*** Records for the exercise ***

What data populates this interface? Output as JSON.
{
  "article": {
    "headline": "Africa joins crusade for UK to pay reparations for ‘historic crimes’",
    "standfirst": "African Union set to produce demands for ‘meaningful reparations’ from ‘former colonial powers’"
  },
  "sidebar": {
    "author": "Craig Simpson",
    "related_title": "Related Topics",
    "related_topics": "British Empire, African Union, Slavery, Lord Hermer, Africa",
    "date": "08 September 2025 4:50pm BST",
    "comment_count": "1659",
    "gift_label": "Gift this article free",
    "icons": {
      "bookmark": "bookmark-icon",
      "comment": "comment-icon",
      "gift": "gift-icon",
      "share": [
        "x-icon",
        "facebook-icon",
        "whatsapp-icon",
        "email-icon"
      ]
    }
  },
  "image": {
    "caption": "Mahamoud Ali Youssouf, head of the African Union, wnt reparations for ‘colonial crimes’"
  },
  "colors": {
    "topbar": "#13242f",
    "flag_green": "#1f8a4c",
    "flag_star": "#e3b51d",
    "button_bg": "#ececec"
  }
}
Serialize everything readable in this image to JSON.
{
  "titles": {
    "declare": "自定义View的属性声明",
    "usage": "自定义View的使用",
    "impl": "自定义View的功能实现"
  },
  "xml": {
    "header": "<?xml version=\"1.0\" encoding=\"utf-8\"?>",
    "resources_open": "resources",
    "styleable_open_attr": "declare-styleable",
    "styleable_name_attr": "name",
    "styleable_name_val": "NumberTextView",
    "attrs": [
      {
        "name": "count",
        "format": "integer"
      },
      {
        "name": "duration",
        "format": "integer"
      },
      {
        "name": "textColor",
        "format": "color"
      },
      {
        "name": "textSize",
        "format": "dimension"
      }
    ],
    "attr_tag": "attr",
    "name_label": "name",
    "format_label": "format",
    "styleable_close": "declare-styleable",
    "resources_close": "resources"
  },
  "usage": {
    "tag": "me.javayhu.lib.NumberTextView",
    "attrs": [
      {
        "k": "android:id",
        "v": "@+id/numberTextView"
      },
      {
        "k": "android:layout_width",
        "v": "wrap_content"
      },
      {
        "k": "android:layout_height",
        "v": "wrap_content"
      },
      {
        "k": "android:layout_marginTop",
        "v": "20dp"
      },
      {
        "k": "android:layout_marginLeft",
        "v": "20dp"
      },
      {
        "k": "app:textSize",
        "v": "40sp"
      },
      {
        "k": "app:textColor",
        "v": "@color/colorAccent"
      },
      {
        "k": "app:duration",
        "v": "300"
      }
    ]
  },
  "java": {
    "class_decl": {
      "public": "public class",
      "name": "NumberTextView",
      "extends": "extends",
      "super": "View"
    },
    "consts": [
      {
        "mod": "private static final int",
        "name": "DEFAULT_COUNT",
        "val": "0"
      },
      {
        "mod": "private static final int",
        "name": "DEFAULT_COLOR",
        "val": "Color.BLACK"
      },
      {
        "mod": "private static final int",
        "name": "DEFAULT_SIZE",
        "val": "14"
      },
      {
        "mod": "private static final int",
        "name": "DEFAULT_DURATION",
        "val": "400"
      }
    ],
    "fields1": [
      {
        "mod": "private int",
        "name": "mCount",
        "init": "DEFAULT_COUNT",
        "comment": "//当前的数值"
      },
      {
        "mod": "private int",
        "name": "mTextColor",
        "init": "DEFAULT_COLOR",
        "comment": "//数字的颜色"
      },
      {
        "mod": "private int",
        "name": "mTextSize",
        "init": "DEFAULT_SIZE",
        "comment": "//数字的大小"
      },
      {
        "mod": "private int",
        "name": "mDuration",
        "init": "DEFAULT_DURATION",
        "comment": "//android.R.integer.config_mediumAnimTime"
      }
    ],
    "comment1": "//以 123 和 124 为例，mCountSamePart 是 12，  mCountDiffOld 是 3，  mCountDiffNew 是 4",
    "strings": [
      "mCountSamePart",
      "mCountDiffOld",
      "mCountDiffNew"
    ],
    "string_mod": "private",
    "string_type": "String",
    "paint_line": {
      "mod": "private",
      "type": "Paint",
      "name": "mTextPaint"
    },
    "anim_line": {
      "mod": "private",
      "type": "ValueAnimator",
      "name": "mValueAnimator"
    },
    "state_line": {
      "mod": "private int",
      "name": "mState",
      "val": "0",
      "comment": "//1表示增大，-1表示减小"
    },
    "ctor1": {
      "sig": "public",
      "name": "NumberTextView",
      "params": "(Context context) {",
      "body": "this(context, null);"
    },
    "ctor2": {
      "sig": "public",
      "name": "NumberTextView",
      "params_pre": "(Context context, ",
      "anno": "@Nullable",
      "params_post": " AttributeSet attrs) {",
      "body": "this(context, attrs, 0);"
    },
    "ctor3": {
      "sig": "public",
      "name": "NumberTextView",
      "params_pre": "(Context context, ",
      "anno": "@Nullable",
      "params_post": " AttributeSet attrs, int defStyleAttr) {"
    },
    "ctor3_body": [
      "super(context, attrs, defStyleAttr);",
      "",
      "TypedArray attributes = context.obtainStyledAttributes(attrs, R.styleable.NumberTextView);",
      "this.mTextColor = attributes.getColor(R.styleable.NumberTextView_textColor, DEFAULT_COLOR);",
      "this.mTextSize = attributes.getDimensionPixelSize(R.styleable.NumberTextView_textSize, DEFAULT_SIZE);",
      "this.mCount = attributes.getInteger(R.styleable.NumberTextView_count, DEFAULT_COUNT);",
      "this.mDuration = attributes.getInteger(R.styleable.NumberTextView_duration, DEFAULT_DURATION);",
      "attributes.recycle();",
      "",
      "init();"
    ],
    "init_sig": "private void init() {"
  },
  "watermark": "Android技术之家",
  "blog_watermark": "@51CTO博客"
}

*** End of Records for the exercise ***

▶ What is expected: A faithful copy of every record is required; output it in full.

▶ Solved exercise:
What data populates this interface? Output as JSON.
{
  "article": {
    "headline": "Africa joins crusade for UK to pay reparations for ‘historic crimes’",
    "standfirst": "African Union set to produce demands for ‘meaningful reparations’ from ‘former colonial powers’"
  },
  "sidebar": {
    "author": "Craig Simpson",
    "related_title": "Related Topics",
    "related_topics": "British Empire, African Union, Slavery, Lord Hermer, Africa",
    "date": "08 September 2025 4:50pm BST",
    "comment_count": "1659",
    "gift_label": "Gift this article free",
    "icons": {
      "bookmark": "bookmark-icon",
      "comment": "comment-icon",
      "gift": "gift-icon",
      "share": [
        "x-icon",
        "facebook-icon",
        "whatsapp-icon",
        "email-icon"
      ]
    }
  },
  "image": {
    "caption": "Mahamoud Ali Youssouf, head of the African Union, wnt reparations for ‘colonial crimes’"
  },
  "colors": {
    "topbar": "#13242f",
    "flag_green": "#1f8a4c",
    "flag_star": "#e3b51d",
    "button_bg": "#ececec"
  }
}
Serialize everything readable in this image to JSON.
{
  "titles": {
    "declare": "自定义View的属性声明",
    "usage": "自定义View的使用",
    "impl": "自定义View的功能实现"
  },
  "xml": {
    "header": "<?xml version=\"1.0\" encoding=\"utf-8\"?>",
    "resources_open": "resources",
    "styleable_open_attr": "declare-styleable",
    "styleable_name_attr": "name",
    "styleable_name_val": "NumberTextView",
    "attrs": [
      {
        "name": "count",
        "format": "integer"
      },
      {
        "name": "duration",
        "format": "integer"
      },
      {
        "name": "textColor",
        "format": "color"
      },
      {
        "name": "textSize",
        "format": "dimension"
      }
    ],
    "attr_tag": "attr",
    "name_label": "name",
    "format_label": "format",
    "styleable_close": "declare-styleable",
    "resources_close": "resources"
  },
  "usage": {
    "tag": "me.javayhu.lib.NumberTextView",
    "attrs": [
      {
        "k": "android:id",
        "v": "@+id/numberTextView"
      },
      {
        "k": "android:layout_width",
        "v": "wrap_content"
      },
      {
        "k": "android:layout_height",
        "v": "wrap_content"
      },
      {
        "k": "android:layout_marginTop",
        "v": "20dp"
      },
      {
        "k": "android:layout_marginLeft",
        "v": "20dp"
      },
      {
        "k": "app:textSize",
        "v": "40sp"
      },
      {
        "k": "app:textColor",
        "v": "@color/colorAccent"
      },
      {
        "k": "app:duration",
        "v": "300"
      }
    ]
  },
  "java": {
    "class_decl": {
      "public": "public class",
      "name": "NumberTextView",
      "extends": "extends",
      "super": "View"
    },
    "consts": [
      {
        "mod": "private static final int",
        "name": "DEFAULT_COUNT",
        "val": "0"
      },
      {
        "mod": "private static final int",
        "name": "DEFAULT_COLOR",
        "val": "Color.BLACK"
      },
      {
        "mod": "private static final int",
        "name": "DEFAULT_SIZE",
        "val": "14"
      },
      {
        "mod": "private static final int",
        "name": "DEFAULT_DURATION",
        "val": "400"
      }
    ],
    "fields1": [
      {
        "mod": "private int",
        "name": "mCount",
        "init": "DEFAULT_COUNT",
        "comment": "//当前的数值"
      },
      {
        "mod": "private int",
        "name": "mTextColor",
        "init": "DEFAULT_COLOR",
        "comment": "//数字的颜色"
      },
      {
        "mod": "private int",
        "name": "mTextSize",
        "init": "DEFAULT_SIZE",
        "comment": "//数字的大小"
      },
      {
        "mod": "private int",
        "name": "mDuration",
        "init": "DEFAULT_DURATION",
        "comment": "//android.R.integer.config_mediumAnimTime"
      }
    ],
    "comment1": "//以 123 和 124 为例，mCountSamePart 是 12，  mCountDiffOld 是 3，  mCountDiffNew 是 4",
    "strings": [
      "mCountSamePart",
      "mCountDiffOld",
      "mCountDiffNew"
    ],
    "string_mod": "private",
    "string_type": "String",
    "paint_line": {
      "mod": "private",
      "type": "Paint",
      "name": "mTextPaint"
    },
    "anim_line": {
      "mod": "private",
      "type": "ValueAnimator",
      "name": "mValueAnimator"
    },
    "state_line": {
      "mod": "private int",
      "name": "mState",
      "val": "0",
      "comment": "//1表示增大，-1表示减小"
    },
    "ctor1": {
      "sig": "public",
      "name": "NumberTextView",
      "params": "(Context context) {",
      "body": "this(context, null);"
    },
    "ctor2": {
      "sig": "public",
      "name": "NumberTextView",
      "params_pre": "(Context context, ",
      "anno": "@Nullable",
      "params_post": " AttributeSet attrs) {",
      "body": "this(context, attrs, 0);"
    },
    "ctor3": {
      "sig": "public",
      "name": "NumberTextView",
      "params_pre": "(Context context, ",
      "anno": "@Nullable",
      "params_post": " AttributeSet attrs, int defStyleAttr) {"
    },
    "ctor3_body": [
      "super(context, attrs, defStyleAttr);",
      "",
      "TypedArray attributes = context.obtainStyledAttributes(attrs, R.styleable.NumberTextView);",
      "this.mTextColor = attributes.getColor(R.styleable.NumberTextView_textColor, DEFAULT_COLOR);",
      "this.mTextSize = attributes.getDimensionPixelSize(R.styleable.NumberTextView_textSize, DEFAULT_SIZE);",
      "this.mCount = attributes.getInteger(R.styleable.NumberTextView_count, DEFAULT_COUNT);",
      "this.mDuration = attributes.getInteger(R.styleable.NumberTextView_duration, DEFAULT_DURATION);",
      "attributes.recycle();",
      "",
      "init();"
    ],
    "init_sig": "private void init() {"
  },
  "watermark": "Android技术之家",
  "blog_watermark": "@51CTO博客"
}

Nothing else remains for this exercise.